This week, a federal judge prohibited an anti-immigration sheriff from using racial profiling to target Latinos by ordering a monitor to make sure racial discrimination would no longer occur during law-enforcement stops.
Wednesday’s court order follows up on U.S. District Judge G. Murray Snow’s ruling from May that Sheriff Joe Arpaio of the Maricopa County Sheriff’s Office (MCSO) engaged in unconstitutional racial profiling of Latinos during immigration raids. Some key court order mandates include: mounting cameras on every police car, radioing in the reason for stopping a driver before officers can approach the vehicle, recording all stops with audio and video, and barring the use of traffic stop quotas.

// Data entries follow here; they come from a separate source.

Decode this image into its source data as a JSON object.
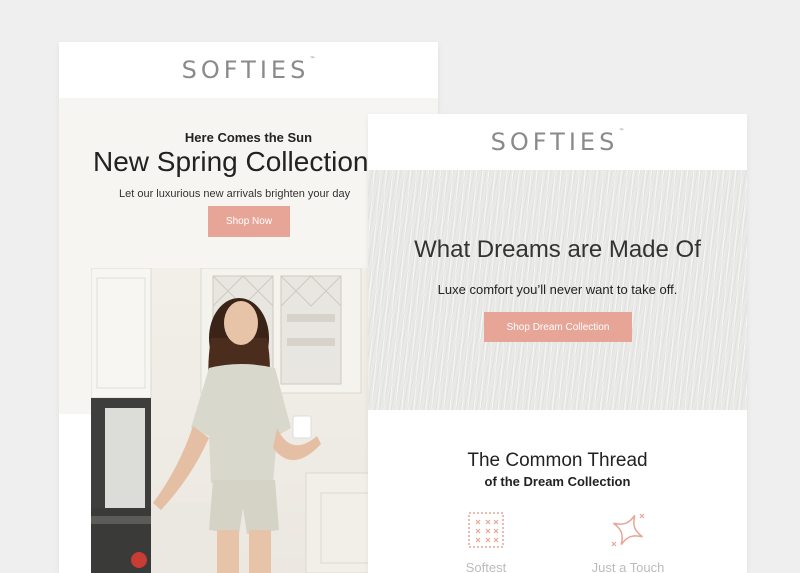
{
  "email_left": {
    "brand": "SOFTIES",
    "eyebrow": "Here Comes the Sun",
    "headline": "New Spring Collection",
    "subtext": "Let our luxurious new arrivals brighten your day",
    "cta_label": "Shop Now"
  },
  "email_right": {
    "brand": "SOFTIES",
    "headline": "What Dreams are Made Of",
    "subtext": "Luxe comfort you’ll never want to take off.",
    "cta_label": "Shop Dream Collection",
    "section_title": "The Common Thread",
    "section_subtitle": "of the Dream Collection",
    "features": [
      {
        "icon": "fabric-swatch-icon",
        "label": "Softest"
      },
      {
        "icon": "sparkle-icon",
        "label": "Just a Touch"
      }
    ]
  },
  "colors": {
    "accent": "#e7a597",
    "background": "#efefef",
    "hero_cream": "#f6f5f1",
    "logo_gray": "#8a8a8a"
  }
}
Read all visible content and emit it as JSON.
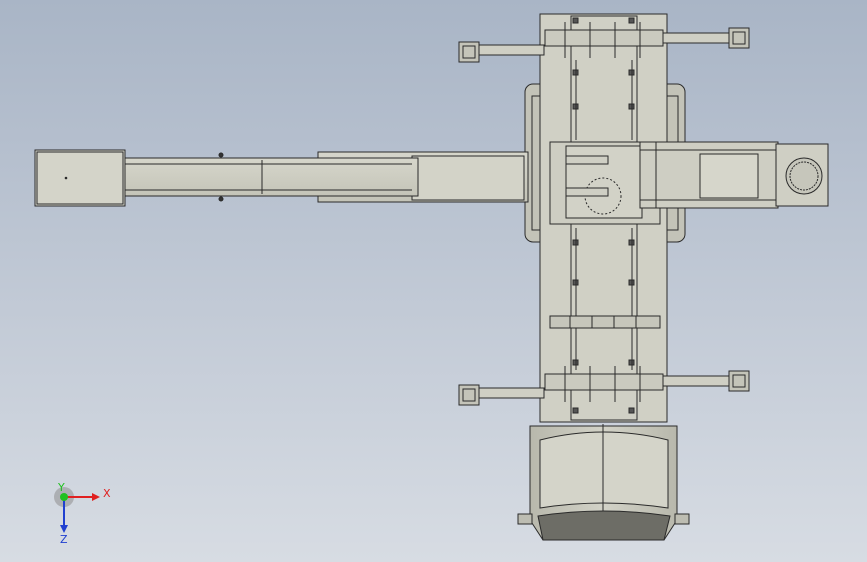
{
  "viewport": {
    "background_top": "#a9b5c6",
    "background_bottom": "#d7dce3",
    "part_fill": "#cfcfc4",
    "part_fill_dark": "#b9b9ae",
    "edge_color": "#2a2a2a"
  },
  "model": {
    "parts": [
      "crane-base",
      "telescopic-boom",
      "turntable",
      "outrigger-top-left",
      "outrigger-top-right",
      "outrigger-bottom-left",
      "outrigger-bottom-right",
      "cab",
      "counterweight",
      "winch-drum"
    ]
  },
  "triad": {
    "x_label": "X",
    "y_label": "Y",
    "z_label": "Z",
    "x_color": "#e02020",
    "y_color": "#20c020",
    "z_color": "#2040d0"
  }
}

What’s more, Arpaio and his officers cannot rely “on a suspect’s speaking Spanish, or speaking English with an accent, or appearance as a day laborer as a factor in developing reasonable suspicion or probable cause to believe a person has committed or is committing any crime, or reasonable suspicion to believe that an individual is in the country without authorization.”

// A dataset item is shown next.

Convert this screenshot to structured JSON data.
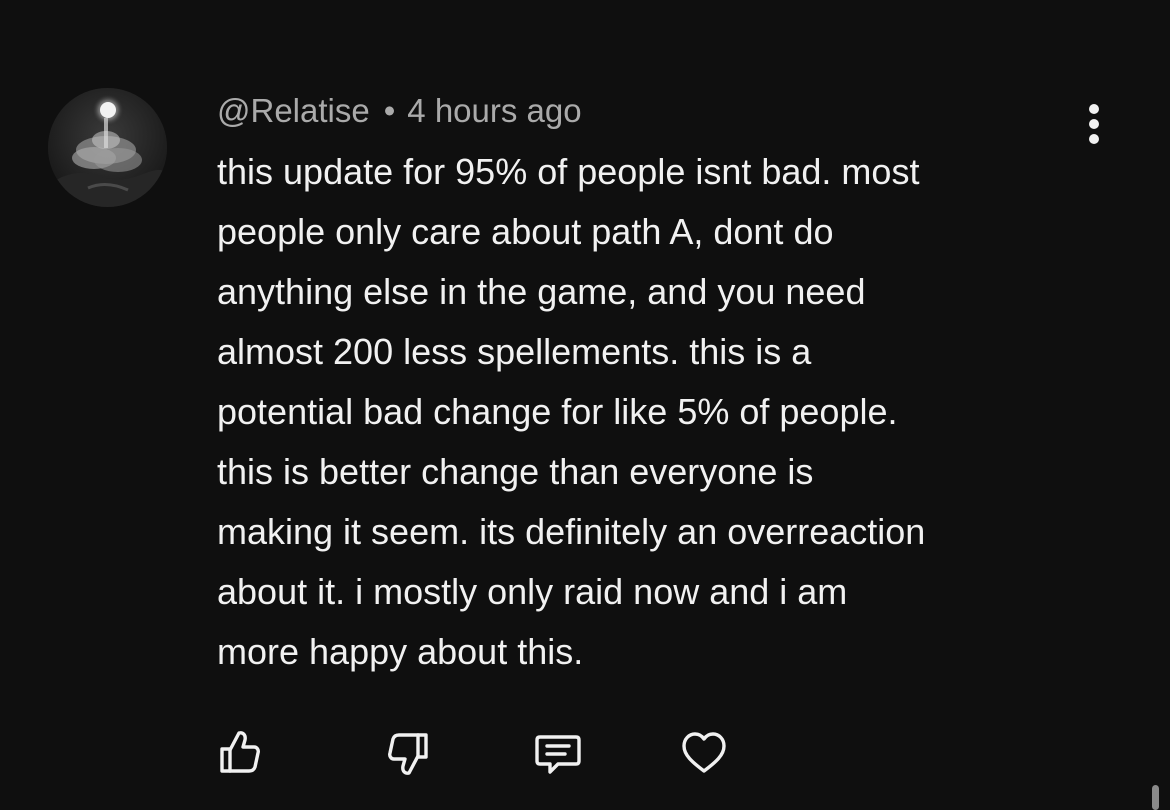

Arpaio has already begun the process of appealing May’s court ruling. In a released statement, Arpaio indicated that he would find a way:
I have received a copy of the court order and I am in the process of discussing it with our attorneys. We are identifying areas that are ripe for appeal. To be clear, the appointed monitor will have no veto authority over my duties or operations. As the constitutionally elected Sheriff of Maricopa County, I serve the people and I will continue to perform my duties and enforce all laws.

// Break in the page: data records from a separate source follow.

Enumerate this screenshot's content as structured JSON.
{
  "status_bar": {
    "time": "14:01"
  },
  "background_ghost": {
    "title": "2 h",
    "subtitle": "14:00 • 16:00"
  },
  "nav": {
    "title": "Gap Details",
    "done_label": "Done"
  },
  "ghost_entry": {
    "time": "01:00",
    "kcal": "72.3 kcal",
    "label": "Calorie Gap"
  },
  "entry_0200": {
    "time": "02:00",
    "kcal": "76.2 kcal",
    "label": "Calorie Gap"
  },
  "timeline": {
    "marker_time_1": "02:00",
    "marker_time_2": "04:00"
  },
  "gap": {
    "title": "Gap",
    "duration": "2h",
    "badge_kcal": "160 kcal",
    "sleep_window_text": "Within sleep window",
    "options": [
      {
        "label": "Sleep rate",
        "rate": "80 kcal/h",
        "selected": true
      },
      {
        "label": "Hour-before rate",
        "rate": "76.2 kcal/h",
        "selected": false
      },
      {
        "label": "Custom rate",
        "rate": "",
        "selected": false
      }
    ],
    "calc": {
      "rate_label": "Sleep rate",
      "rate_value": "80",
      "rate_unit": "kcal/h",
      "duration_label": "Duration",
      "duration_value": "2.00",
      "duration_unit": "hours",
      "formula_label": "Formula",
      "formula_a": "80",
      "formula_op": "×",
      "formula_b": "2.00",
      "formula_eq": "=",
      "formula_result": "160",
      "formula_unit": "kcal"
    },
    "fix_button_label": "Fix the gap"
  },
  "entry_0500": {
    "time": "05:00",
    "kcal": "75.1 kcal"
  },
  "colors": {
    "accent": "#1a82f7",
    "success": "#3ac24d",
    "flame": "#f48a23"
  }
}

Since he became the Maricopa County Sheriff, Arpaio has taken the lead on questionable prosecution tactics and been the subject of numerous racial profiling lawsuits. Just last week, another federal judge forbade Arpaio’s office from charging undocumented immigrants for conspiracy for paying so-called “coyotes” for smuggling them across the border.